And they did. Bloodsport flipped 15 feet into the air, and the crowd went wild.

“If we’re going to die, we’re going to die spectacularly,” Miles agreed.

The birth of Bloodsport

Each team is expected to fight at least four times throughout the event. There are 16 total episodes, and each one is two hours long. So far, 11 episodes have aired.

PHOTO CREDIT: Dan Longmore

Bloodsport goes head to head with another competitor. Copyright ©️ BattleBots Inc. All Rights Reserved.

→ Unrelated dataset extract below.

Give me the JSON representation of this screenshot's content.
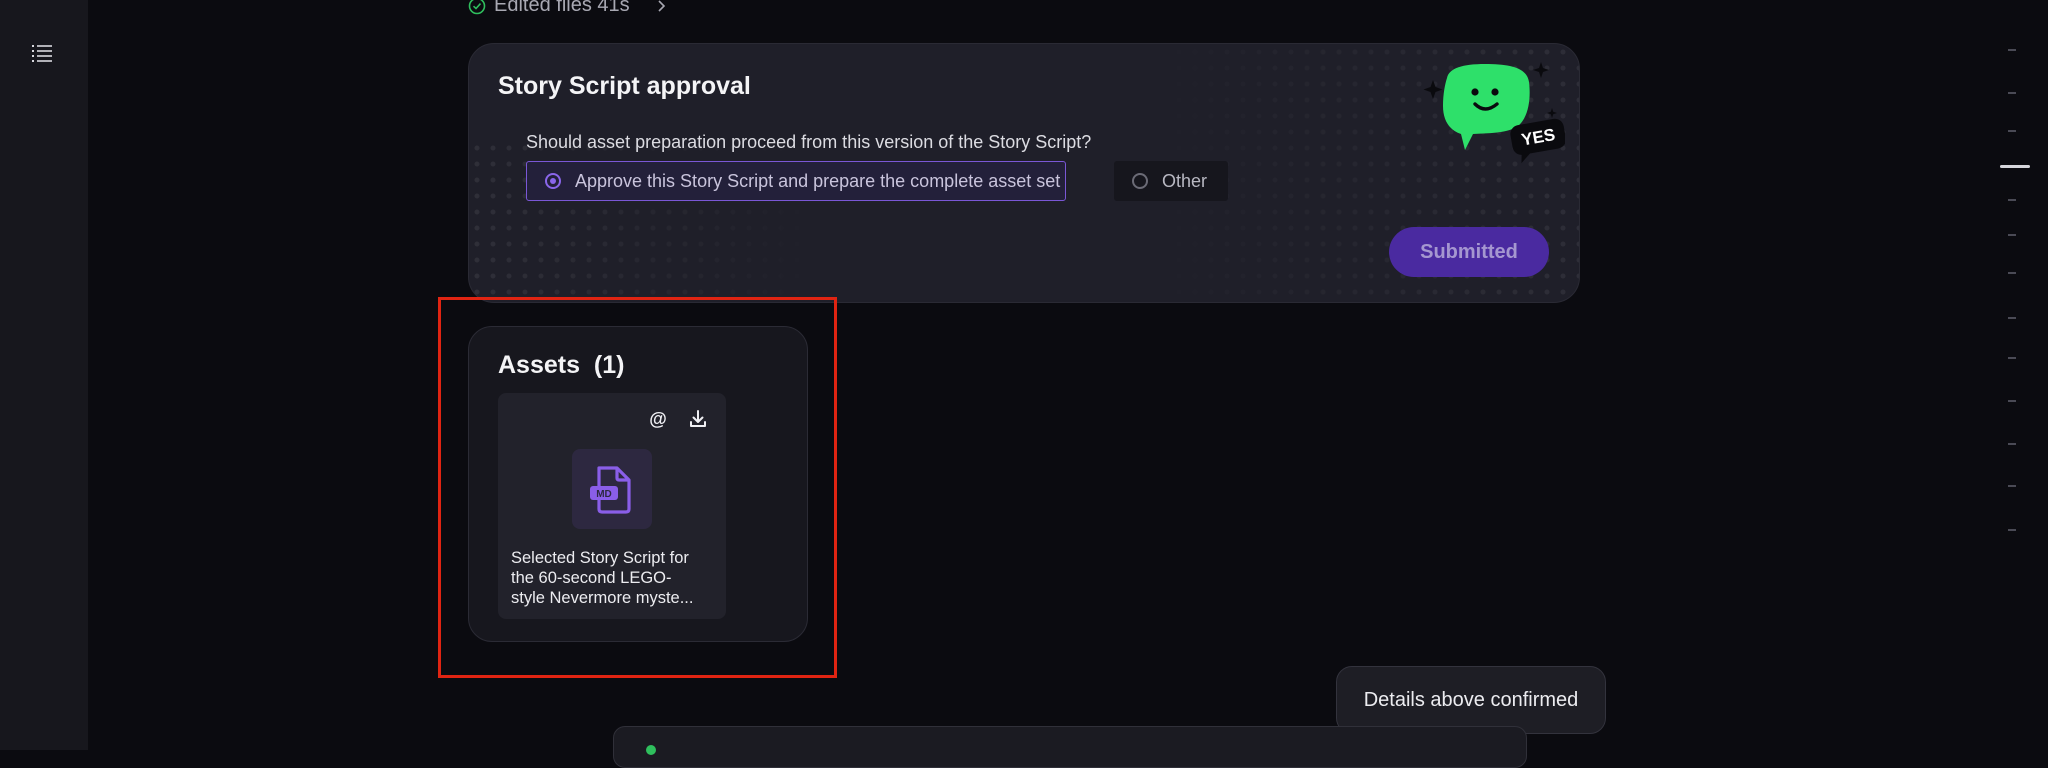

“BattleBots” teams can build whatever their imaginations allow, as long as the total weight is 250 pounds. The teams control their robots remotely, as well as utilize weapons built-in to the arena, called Hazards, to make matches more exciting. There are four hammers on each side of the arena that teammates can use to hit the opponent if it gets too close. There’s also a circular saw that pops up and causes damage.

Bloodsport chose a circular design because there are no obvious weak points; its armor protects every angle of the 32-inch diameter robot and it can attack in any direction with wheels that spin on a dime. The blade is 48-inches long, extending beyond the casing to cause major damage. A doglegged pole sits atop the robot as a way to right itself if it tips over. This robot’s total weight is 247 pounds. They’ve also made a 3-pound small robot to try to tip the opponent off balance. Bloodsport’s resemblance to a lawn mower caused some confusion during the competition.

“An announcer actually made a joke about it. He said, ‘And they raised money for their robot by mowing neighborhood lawns.’ But it didn’t sound like so much of a joke, so I think some people took it seriously,” Miles said. Miles is pursuing a master’s degree in the School of Computing, robotics track. The team funded their robot in part by sponsorships from the U Departments of Mechanical Engineering and Electrical and Computer Engineering, as well as from University of Utah Marketing & Communications.

The six-person team from around the country met while competing against each other in high school robotics competitions. This meant the team mostly interacted online, leaving Miles and their team captain, Justin Marple, to complete the thing on their own.

“You can do as much planning, as much designing as you want but someone has to actually put the hundreds of hours in to physically assemble and test every piece,” Tabor said.

In mid-April of last year, the “BattleBots” teams hauled their monstrosities to Long Beach where the filming took place over two weeks. Damage is inevitable—Bloodsport had two-robots worth of spare parts with them to fix and improve on the fly. Although the competition is stiff, there is great  camaraderie among the teams who just want everyone to have a good time.

“Everyone is super crazy supportive and everyone wants to see everyone else do well,” said Miles. “From the pits on the side of the arena, we all sit together to watch and cheer during each other’s fights.”

Bloodsport is already thinking about how they can improve next year by building 3-pound prototypes and testing them in smaller events around the country.

“We’ve been trying to decide what would work better next year. Like, days’ worth of talking, just chatting with each other like, “Does this shape make more sense?” said Tabor. “We’re trying to look forward for what we can do better next year, with no promise that there is a show next year.”

Don’t miss Bloodsport compete on “BattleBots” on Friday, Aug. 30, at 8 p.m.

Banner image: Bloodsport goes head to head with another competitor. Copyright ©️ BattleBots Inc. All Rights Reserved. Photo credit: Dan Longmore